However, the value of testing erodes as the epidemic grows, as the increasing number of infectious individuals overwhelms the ability to test, then trace and isolate those coming in contact with the infectious. And testing has little impact if people who come into contact with those testing positive don’t isolate themselves.
“The key driver of future trajectories is the extent of distancing, better hygiene, and mask use,” Rahmandad said. “Communities that bring down risky contacts quickly when the case counts rise are likely to see far fewer cases in the long run.”
In fact, if countries maintain high (rather than low) sensitivity to the public health risks of COVID-19 — avoiding premature return to normal activities and social interactions — cumulative cases in spring of 2021 could drop from 1.5 billion to 150 million; a full order of magnitude even without effective treatments or a vaccine.
The model provides quantitative insight into the potential infection and mortality rates of COVID-19 given different social and demographic contexts.

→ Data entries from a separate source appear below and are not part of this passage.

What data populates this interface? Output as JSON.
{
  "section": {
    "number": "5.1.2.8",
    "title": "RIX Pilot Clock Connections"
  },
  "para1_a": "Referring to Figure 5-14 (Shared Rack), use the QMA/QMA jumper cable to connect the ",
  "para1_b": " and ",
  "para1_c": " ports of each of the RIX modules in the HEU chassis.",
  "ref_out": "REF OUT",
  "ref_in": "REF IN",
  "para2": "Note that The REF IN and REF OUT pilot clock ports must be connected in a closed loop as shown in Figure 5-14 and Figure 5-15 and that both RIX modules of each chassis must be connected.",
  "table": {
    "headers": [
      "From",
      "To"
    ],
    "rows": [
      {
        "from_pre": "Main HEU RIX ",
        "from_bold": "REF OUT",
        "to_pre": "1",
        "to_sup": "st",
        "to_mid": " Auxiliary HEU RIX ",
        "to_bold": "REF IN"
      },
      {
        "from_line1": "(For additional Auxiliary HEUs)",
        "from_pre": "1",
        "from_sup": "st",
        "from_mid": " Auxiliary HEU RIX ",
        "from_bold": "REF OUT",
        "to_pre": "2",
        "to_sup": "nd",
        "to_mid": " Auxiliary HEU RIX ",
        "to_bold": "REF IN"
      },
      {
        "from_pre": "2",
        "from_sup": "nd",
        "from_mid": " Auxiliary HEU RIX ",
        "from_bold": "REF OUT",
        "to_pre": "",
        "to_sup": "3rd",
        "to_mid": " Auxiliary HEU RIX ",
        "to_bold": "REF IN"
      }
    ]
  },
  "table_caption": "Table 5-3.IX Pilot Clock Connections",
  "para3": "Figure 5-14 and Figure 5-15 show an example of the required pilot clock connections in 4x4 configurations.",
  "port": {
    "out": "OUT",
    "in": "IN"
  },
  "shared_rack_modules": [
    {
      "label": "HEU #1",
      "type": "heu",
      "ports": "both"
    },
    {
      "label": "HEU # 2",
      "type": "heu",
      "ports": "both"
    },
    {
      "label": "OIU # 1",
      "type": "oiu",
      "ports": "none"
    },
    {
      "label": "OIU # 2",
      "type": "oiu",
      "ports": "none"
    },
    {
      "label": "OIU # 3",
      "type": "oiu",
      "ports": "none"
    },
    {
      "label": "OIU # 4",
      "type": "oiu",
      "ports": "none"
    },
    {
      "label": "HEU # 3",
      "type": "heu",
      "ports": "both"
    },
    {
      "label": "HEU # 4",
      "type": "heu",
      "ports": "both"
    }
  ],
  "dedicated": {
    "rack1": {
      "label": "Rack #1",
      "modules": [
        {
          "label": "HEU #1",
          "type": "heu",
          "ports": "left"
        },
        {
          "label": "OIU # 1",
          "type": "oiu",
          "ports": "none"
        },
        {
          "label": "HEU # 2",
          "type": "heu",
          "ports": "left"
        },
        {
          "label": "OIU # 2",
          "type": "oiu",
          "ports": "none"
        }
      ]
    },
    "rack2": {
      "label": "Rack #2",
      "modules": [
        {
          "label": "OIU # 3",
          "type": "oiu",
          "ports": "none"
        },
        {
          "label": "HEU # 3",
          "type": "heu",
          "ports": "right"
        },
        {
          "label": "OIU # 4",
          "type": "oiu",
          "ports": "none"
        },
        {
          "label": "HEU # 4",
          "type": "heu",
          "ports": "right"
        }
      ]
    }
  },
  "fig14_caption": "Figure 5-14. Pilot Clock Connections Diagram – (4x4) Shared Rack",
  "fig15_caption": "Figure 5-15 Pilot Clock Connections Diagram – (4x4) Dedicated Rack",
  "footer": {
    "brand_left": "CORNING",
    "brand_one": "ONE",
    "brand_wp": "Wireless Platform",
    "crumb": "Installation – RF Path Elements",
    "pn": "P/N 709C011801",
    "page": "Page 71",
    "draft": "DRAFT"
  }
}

It also makes clear current numbers grossly underestimate the spread of the virus. But perhaps most central, behavioral and social responses to COVID-19 are critical to reducing future cases. In a setting with more lenient policies, the virus will spread.
“While actual cases are far greater than official reports suggest, the majority of people remain susceptible. Waiting for herd immunity is not a viable path out of the current pandemic,” Rahmandad said. “Every community needs to keep the pandemic under control until a vaccine or treatment is widely available. A slow and half-hearted response only increases the human costs without offering much of an upside in terms of economic output.”